While Syracuse did not return to a bowl game in his junior year, Davis was just as successful. He was ranked third among running backs, gathering 877 yards and setting an NCAA record with 7.8 yards per carry. Davis was once again named to the All-American team.

Syracuse faired little better in Davis' senior year, going 7-3 in the 1961 season. However, Davis once again put up great numbers, running for 823 yards, and scored 94 points. His final game for the Orangemen came in the Liberty Bowl, where he ran for 140 yards and and a touchdown in a 15-14 victory. His total stats at Syracuse were 2,386 rushing yards and 220, breaking SU records set by his predecessor Jim Brown.

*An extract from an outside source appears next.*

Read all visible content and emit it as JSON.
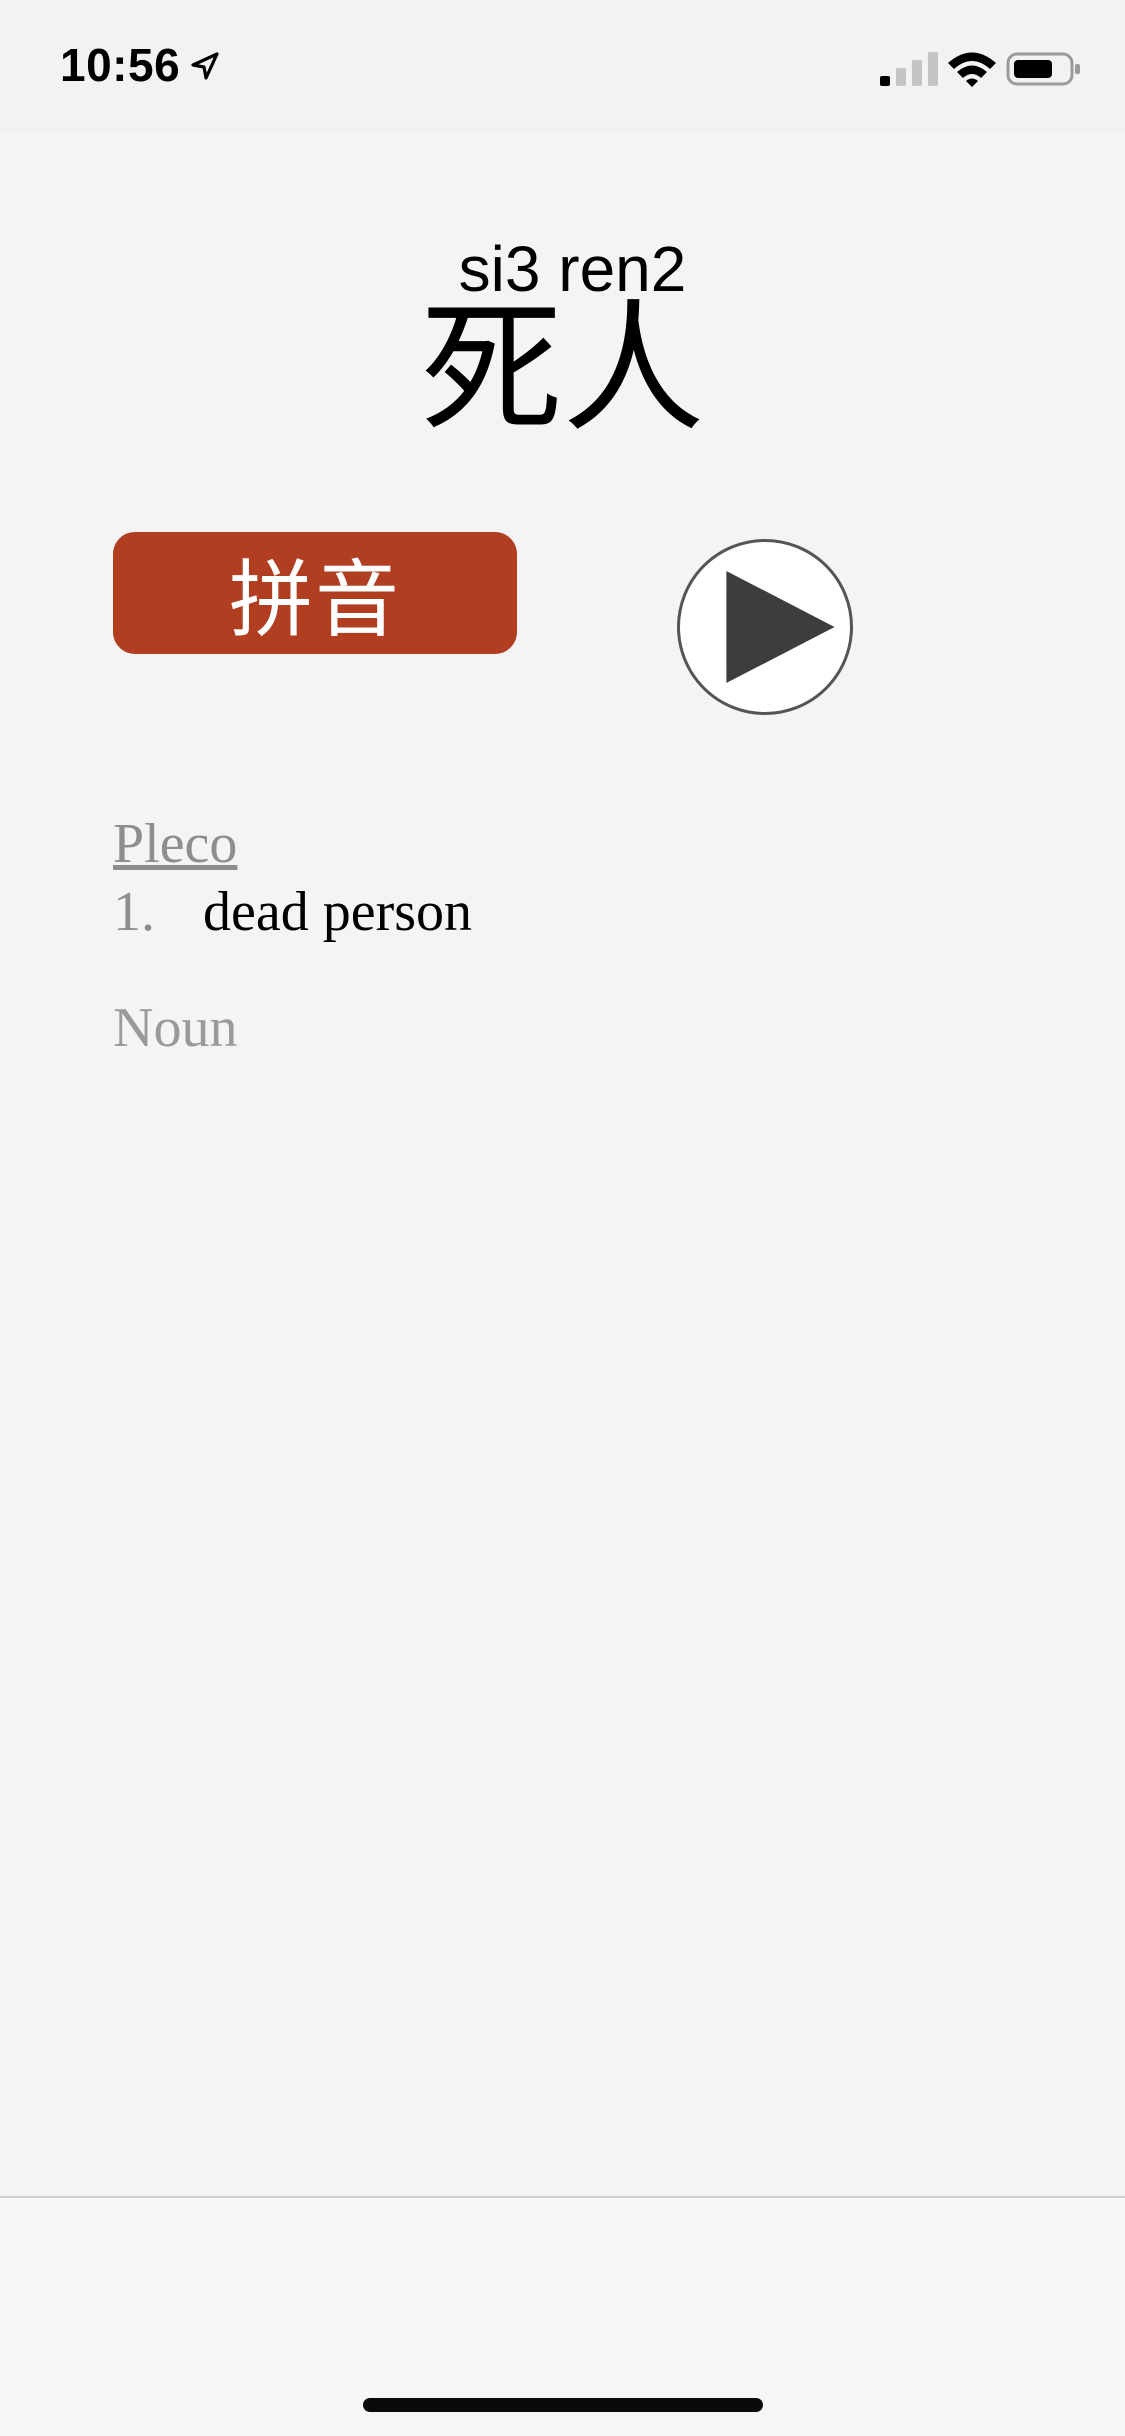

Davis was a candidate for the Heisman Trophy, competing against Ohio State Fullback Bob Ferguson and Texas Running back Jimmy Saxton. In one of the closest votes in Heisman history, Davis won with 824 points, only 53 more than Bob Ferguson. Davis became the first African-American player to win the award. He is also the only Syracuse University player to ever win the award. While in New York City to receive the trophy, he met president John F. Kennedy

Professional Hopes, and a Tragic End

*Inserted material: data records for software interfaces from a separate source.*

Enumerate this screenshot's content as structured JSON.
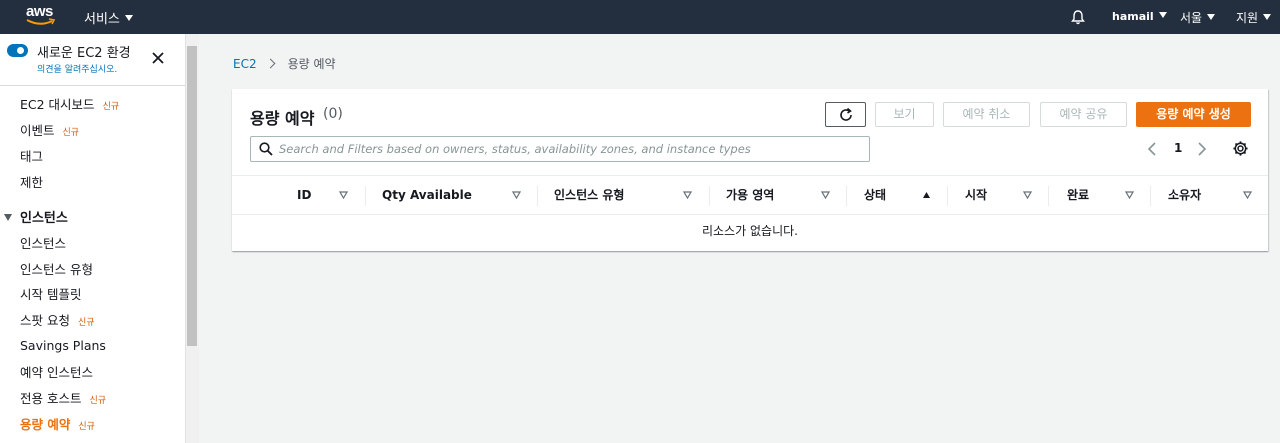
{
  "topnav": {
    "logo_text": "aws",
    "services_label": "서비스",
    "username": "hamail",
    "region": "서울",
    "support": "지원",
    "icons": [
      "bell-icon",
      "caret-down-icon"
    ]
  },
  "sidebar": {
    "new_experience_title": "새로운 EC2 환경",
    "new_experience_link": "의견을 알려주십시오.",
    "new_badge": "신규",
    "items_top": [
      {
        "label": "EC2 대시보드",
        "badge": "신규"
      },
      {
        "label": "이벤트",
        "badge": "신규"
      },
      {
        "label": "태그",
        "badge": ""
      },
      {
        "label": "제한",
        "badge": ""
      }
    ],
    "section_title": "인스턴스",
    "items_instances": [
      {
        "label": "인스턴스",
        "badge": ""
      },
      {
        "label": "인스턴스 유형",
        "badge": ""
      },
      {
        "label": "시작 템플릿",
        "badge": ""
      },
      {
        "label": "스팟 요청",
        "badge": "신규"
      },
      {
        "label": "Savings Plans",
        "badge": ""
      },
      {
        "label": "예약 인스턴스",
        "badge": ""
      },
      {
        "label": "전용 호스트",
        "badge": "신규"
      },
      {
        "label": "용량 예약",
        "badge": "신규",
        "active": true
      }
    ]
  },
  "breadcrumb": {
    "root": "EC2",
    "current": "용량 예약"
  },
  "panel": {
    "title": "용량 예약",
    "count": "(0)",
    "buttons": {
      "view": "보기",
      "cancel": "예약 취소",
      "share": "예약 공유",
      "create": "용량 예약 생성"
    },
    "search_placeholder": "Search and Filters based on owners, status, availability zones, and instance types",
    "page_number": "1",
    "columns": [
      "ID",
      "Qty Available",
      "인스턴스 유형",
      "가용 영역",
      "상태",
      "시작",
      "완료",
      "소유자"
    ],
    "sorted_column": "상태",
    "empty_message": "리소스가 없습니다."
  },
  "colors": {
    "nav_bg": "#232f3e",
    "accent_orange": "#ec7211",
    "link_blue": "#0073bb",
    "page_bg": "#f2f3f3"
  }
}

After being drafted first overall by the Washington Redskins, the Cleveland Browns traded for the rights to Davis, hoping to pair him with Hall of Fame running back Jim Brown. His contract with the Browns was announced as a three-year no-trade no-cut agreement worth $65,000 with a $15,000 signing bonus, the largest rookie contract to that point in the NFL. The contract was actually considerably larger than stated, but the full details were not disclosed until 1979. The Buffalo Bills of the competing AFL had offered even more money than that, but it is believed that Davis accepted the Brown's offer because the NFL had more prestige and recognition than the upstart AFL.

Because of his success, Elmira held "Elmira Salutes Ernie Davis Day" on February 3, 1962. Guests included New York Governor Nelson Rockefeller, Browns owner Art Modell and now teammate Jim Brown. The city gave Davis a new 1962 Pontiac Thunderbird convertible. President Kennedy sent a telegram which was read at the ceremony, saying:

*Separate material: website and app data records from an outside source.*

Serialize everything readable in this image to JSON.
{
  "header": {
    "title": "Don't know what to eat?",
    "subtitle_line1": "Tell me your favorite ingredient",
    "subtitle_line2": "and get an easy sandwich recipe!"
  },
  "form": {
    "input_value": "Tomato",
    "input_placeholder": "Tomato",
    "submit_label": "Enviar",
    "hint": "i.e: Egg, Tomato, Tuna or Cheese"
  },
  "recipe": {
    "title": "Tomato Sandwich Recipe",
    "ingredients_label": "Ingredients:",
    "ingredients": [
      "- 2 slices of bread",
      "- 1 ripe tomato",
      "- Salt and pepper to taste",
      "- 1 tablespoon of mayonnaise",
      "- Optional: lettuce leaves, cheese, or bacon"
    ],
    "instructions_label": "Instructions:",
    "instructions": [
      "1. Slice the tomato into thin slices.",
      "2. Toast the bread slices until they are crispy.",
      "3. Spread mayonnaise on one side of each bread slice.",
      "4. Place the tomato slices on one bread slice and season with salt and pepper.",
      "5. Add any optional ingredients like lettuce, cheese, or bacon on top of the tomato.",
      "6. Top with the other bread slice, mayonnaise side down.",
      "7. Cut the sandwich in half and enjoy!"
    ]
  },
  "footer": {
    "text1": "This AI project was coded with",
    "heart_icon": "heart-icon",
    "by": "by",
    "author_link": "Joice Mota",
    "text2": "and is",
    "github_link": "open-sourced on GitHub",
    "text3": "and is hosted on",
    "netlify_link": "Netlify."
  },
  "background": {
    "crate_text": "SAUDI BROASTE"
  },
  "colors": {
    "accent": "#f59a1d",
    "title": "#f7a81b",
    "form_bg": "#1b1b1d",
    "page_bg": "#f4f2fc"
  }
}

"Seldom has an athlete been more deserving of such a tribute. Your high standards of performance on the field and off the field, reflect the finest qualities of competition, sportsmanship and citizenship. The nation has bestowed upon you its highest awards for your athletic achievements. It's a privilege for me to address you tonight as an outstanding American, and as a worthy example of our youth. I salute you."

While training for the College All-Star game against the defending NFL champion Green Bay Packers that July, Davis woke one morning with swelling in his neck. He was sent to a local hospital, where he was diagnosed with acute monotypic leukemia on July 30, 1962. Originally, doctors told Davis that he had a blood disorder, and didn't tell him the official diagnosis until the following October.

Doctors in Cleveland were able to treat the leukemia to a point of remission, and Davis began thinking about playing football once more. He often attended Browns practices, and said that he felt strong enough to participate. However, trainers for the Browns encouraged coach Paul Brown not to play Davis, due to the potential risks to his health.

Davis wrote an article for the March 30, 1963 edition of the Saturday Evening Post. Titled "I'm Not Unlucky" Davis broke down his life up to that point. He wrote, "I was never in pain and I never felt sick. That was the hardest part." He expressed optimism about his chances to defeat his leukemia, and how he was looking forward to playing for the Browns in the upcoming season.

Less than two months later, on May 18, 1963, Ernie Davis died from his leukemia.

The Cleveland Browns retired #45 in his memory during a ceremony held shortly after his death, even though he had never taken the field for the Browns. Davis was posthumously elected to the National Football Foundation and College Hall of Fame in 1979. His high school alma mater, the Elmira Free Academy, was renamed Ernie Davis Middle School in 1964. A statue of Davis currently stands out in front of the school.

A movie about Davis' life called "The Express" is currently in production.